The Good is Do-Won (Bounty Hunter, a Korean Dirty Harry), The Bad is Chang-yi (Head Honcho, raving psycho) and The Weird is Tae-Goo (petty thief, murders only if necessary). These three Korean exiles duke it out in a Chinese desert and, if this all sounds a little bizarre, it’s because it is. But as the crazy roller coasts gets more and more out of control, curiosity overwhelms, and it’s impossible not to sit out the ride.
A map is unearthed that shows the exact spot where a cask of treasure is buried. The myth surrounding it is so fabled, the treasure is coveted by the highest (the Japanese army) to the lowest (the Asian desert bandits), with our three heroes sandwiched somewhere in between. Rumors of the treasure spread like Chinese whispers and, as dreams of opulence grow, a frantic blood lust fills the air. The journey to seek out the prize stretches across the vast desert until, finally, the dust settles over our three heroes and they find themselves face to face, with the treasure lying beneath their very feet.

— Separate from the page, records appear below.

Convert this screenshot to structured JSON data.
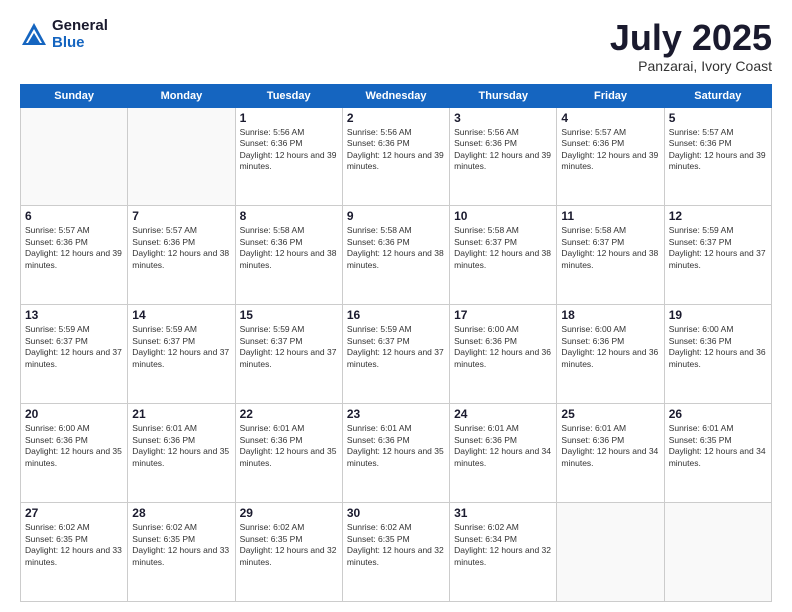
{
  "header": {
    "logo_general": "General",
    "logo_blue": "Blue",
    "month_title": "July 2025",
    "subtitle": "Panzarai, Ivory Coast"
  },
  "days_of_week": [
    "Sunday",
    "Monday",
    "Tuesday",
    "Wednesday",
    "Thursday",
    "Friday",
    "Saturday"
  ],
  "weeks": [
    [
      {
        "day": "",
        "sunrise": "",
        "sunset": "",
        "daylight": ""
      },
      {
        "day": "",
        "sunrise": "",
        "sunset": "",
        "daylight": ""
      },
      {
        "day": "1",
        "sunrise": "Sunrise: 5:56 AM",
        "sunset": "Sunset: 6:36 PM",
        "daylight": "Daylight: 12 hours and 39 minutes."
      },
      {
        "day": "2",
        "sunrise": "Sunrise: 5:56 AM",
        "sunset": "Sunset: 6:36 PM",
        "daylight": "Daylight: 12 hours and 39 minutes."
      },
      {
        "day": "3",
        "sunrise": "Sunrise: 5:56 AM",
        "sunset": "Sunset: 6:36 PM",
        "daylight": "Daylight: 12 hours and 39 minutes."
      },
      {
        "day": "4",
        "sunrise": "Sunrise: 5:57 AM",
        "sunset": "Sunset: 6:36 PM",
        "daylight": "Daylight: 12 hours and 39 minutes."
      },
      {
        "day": "5",
        "sunrise": "Sunrise: 5:57 AM",
        "sunset": "Sunset: 6:36 PM",
        "daylight": "Daylight: 12 hours and 39 minutes."
      }
    ],
    [
      {
        "day": "6",
        "sunrise": "Sunrise: 5:57 AM",
        "sunset": "Sunset: 6:36 PM",
        "daylight": "Daylight: 12 hours and 39 minutes."
      },
      {
        "day": "7",
        "sunrise": "Sunrise: 5:57 AM",
        "sunset": "Sunset: 6:36 PM",
        "daylight": "Daylight: 12 hours and 38 minutes."
      },
      {
        "day": "8",
        "sunrise": "Sunrise: 5:58 AM",
        "sunset": "Sunset: 6:36 PM",
        "daylight": "Daylight: 12 hours and 38 minutes."
      },
      {
        "day": "9",
        "sunrise": "Sunrise: 5:58 AM",
        "sunset": "Sunset: 6:36 PM",
        "daylight": "Daylight: 12 hours and 38 minutes."
      },
      {
        "day": "10",
        "sunrise": "Sunrise: 5:58 AM",
        "sunset": "Sunset: 6:37 PM",
        "daylight": "Daylight: 12 hours and 38 minutes."
      },
      {
        "day": "11",
        "sunrise": "Sunrise: 5:58 AM",
        "sunset": "Sunset: 6:37 PM",
        "daylight": "Daylight: 12 hours and 38 minutes."
      },
      {
        "day": "12",
        "sunrise": "Sunrise: 5:59 AM",
        "sunset": "Sunset: 6:37 PM",
        "daylight": "Daylight: 12 hours and 37 minutes."
      }
    ],
    [
      {
        "day": "13",
        "sunrise": "Sunrise: 5:59 AM",
        "sunset": "Sunset: 6:37 PM",
        "daylight": "Daylight: 12 hours and 37 minutes."
      },
      {
        "day": "14",
        "sunrise": "Sunrise: 5:59 AM",
        "sunset": "Sunset: 6:37 PM",
        "daylight": "Daylight: 12 hours and 37 minutes."
      },
      {
        "day": "15",
        "sunrise": "Sunrise: 5:59 AM",
        "sunset": "Sunset: 6:37 PM",
        "daylight": "Daylight: 12 hours and 37 minutes."
      },
      {
        "day": "16",
        "sunrise": "Sunrise: 5:59 AM",
        "sunset": "Sunset: 6:37 PM",
        "daylight": "Daylight: 12 hours and 37 minutes."
      },
      {
        "day": "17",
        "sunrise": "Sunrise: 6:00 AM",
        "sunset": "Sunset: 6:36 PM",
        "daylight": "Daylight: 12 hours and 36 minutes."
      },
      {
        "day": "18",
        "sunrise": "Sunrise: 6:00 AM",
        "sunset": "Sunset: 6:36 PM",
        "daylight": "Daylight: 12 hours and 36 minutes."
      },
      {
        "day": "19",
        "sunrise": "Sunrise: 6:00 AM",
        "sunset": "Sunset: 6:36 PM",
        "daylight": "Daylight: 12 hours and 36 minutes."
      }
    ],
    [
      {
        "day": "20",
        "sunrise": "Sunrise: 6:00 AM",
        "sunset": "Sunset: 6:36 PM",
        "daylight": "Daylight: 12 hours and 35 minutes."
      },
      {
        "day": "21",
        "sunrise": "Sunrise: 6:01 AM",
        "sunset": "Sunset: 6:36 PM",
        "daylight": "Daylight: 12 hours and 35 minutes."
      },
      {
        "day": "22",
        "sunrise": "Sunrise: 6:01 AM",
        "sunset": "Sunset: 6:36 PM",
        "daylight": "Daylight: 12 hours and 35 minutes."
      },
      {
        "day": "23",
        "sunrise": "Sunrise: 6:01 AM",
        "sunset": "Sunset: 6:36 PM",
        "daylight": "Daylight: 12 hours and 35 minutes."
      },
      {
        "day": "24",
        "sunrise": "Sunrise: 6:01 AM",
        "sunset": "Sunset: 6:36 PM",
        "daylight": "Daylight: 12 hours and 34 minutes."
      },
      {
        "day": "25",
        "sunrise": "Sunrise: 6:01 AM",
        "sunset": "Sunset: 6:36 PM",
        "daylight": "Daylight: 12 hours and 34 minutes."
      },
      {
        "day": "26",
        "sunrise": "Sunrise: 6:01 AM",
        "sunset": "Sunset: 6:35 PM",
        "daylight": "Daylight: 12 hours and 34 minutes."
      }
    ],
    [
      {
        "day": "27",
        "sunrise": "Sunrise: 6:02 AM",
        "sunset": "Sunset: 6:35 PM",
        "daylight": "Daylight: 12 hours and 33 minutes."
      },
      {
        "day": "28",
        "sunrise": "Sunrise: 6:02 AM",
        "sunset": "Sunset: 6:35 PM",
        "daylight": "Daylight: 12 hours and 33 minutes."
      },
      {
        "day": "29",
        "sunrise": "Sunrise: 6:02 AM",
        "sunset": "Sunset: 6:35 PM",
        "daylight": "Daylight: 12 hours and 32 minutes."
      },
      {
        "day": "30",
        "sunrise": "Sunrise: 6:02 AM",
        "sunset": "Sunset: 6:35 PM",
        "daylight": "Daylight: 12 hours and 32 minutes."
      },
      {
        "day": "31",
        "sunrise": "Sunrise: 6:02 AM",
        "sunset": "Sunset: 6:34 PM",
        "daylight": "Daylight: 12 hours and 32 minutes."
      },
      {
        "day": "",
        "sunrise": "",
        "sunset": "",
        "daylight": ""
      },
      {
        "day": "",
        "sunrise": "",
        "sunset": "",
        "daylight": ""
      }
    ]
  ]
}
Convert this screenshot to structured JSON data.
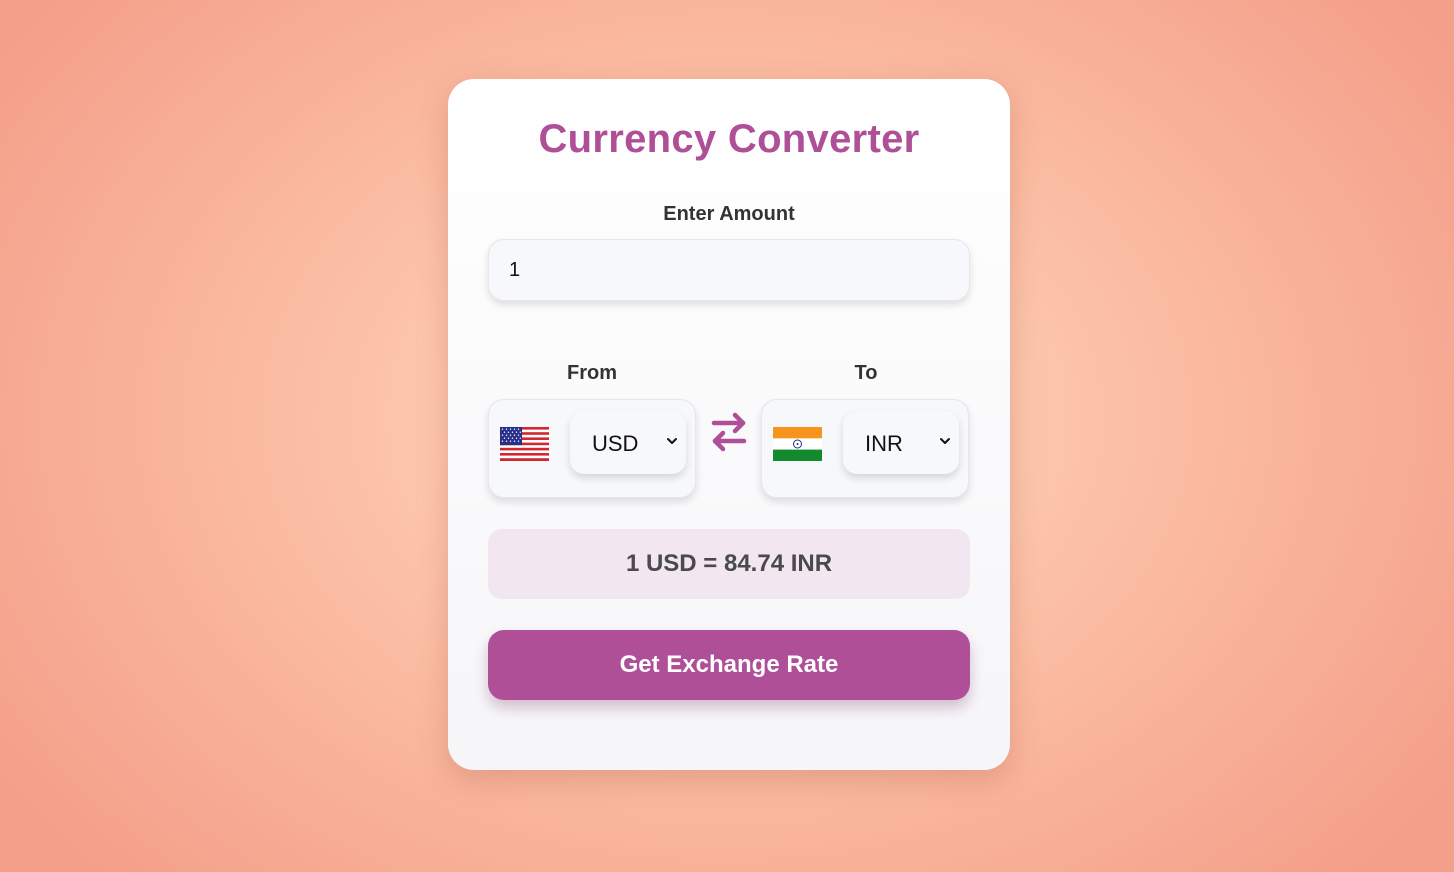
{
  "title": "Currency Converter",
  "amount": {
    "label": "Enter Amount",
    "value": "1"
  },
  "from": {
    "label": "From",
    "currency": "USD",
    "flag_icon": "us-flag-icon"
  },
  "to": {
    "label": "To",
    "currency": "INR",
    "flag_icon": "india-flag-icon"
  },
  "swap_icon": "swap-arrows-icon",
  "result_text": "1 USD = 84.74 INR",
  "button_label": "Get Exchange Rate",
  "colors": {
    "accent": "#ae4f98",
    "result_background": "#f2e6f0",
    "page_background": "#fcc6ab"
  }
}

The director/writer states that this is a story about three men who engage in a chase across Manchuria and, basically, that’s what it is, but unfortunately the story is filled with so many other warring factions that at times it becomes confusing and, if you don’t know who’s axing who to pieces, who are you supposed to cheer for? With so much going on, we hardly get to know Do-Won and learn little more about Chang-yi, who, psychotic tendencies aside, could be a fun guy to hang out with. He has hair like Prince, always wears a smart three-piece pin-stripe and turns down the offer of a free ride because, “Bandits don’t use tickets to get on trains, they stop them“. How cool is that? The only person we get to know is Tae-Goo, which makes it appear that it’s his story, but this is not the writer’s intent.
The final battle scenes are beautifully depicted and, although there is great momentum, all the extras present a problem of their own and when they disappear in seconds so that our three heroes can be alone. The silence becomes deafening. The filmmakers make a feeble attempt to justify their sudden absence, which doesn’t work and, as the payoff has a couple of great twists, there is an even bigger question why a more succinct story was not told. But there are plenty of funny moments, as long as you can take your humor wrapped in blood and gore, and it’s really worth taking a trip with Harry, Psycho Chang and the guy they call That Weirdo.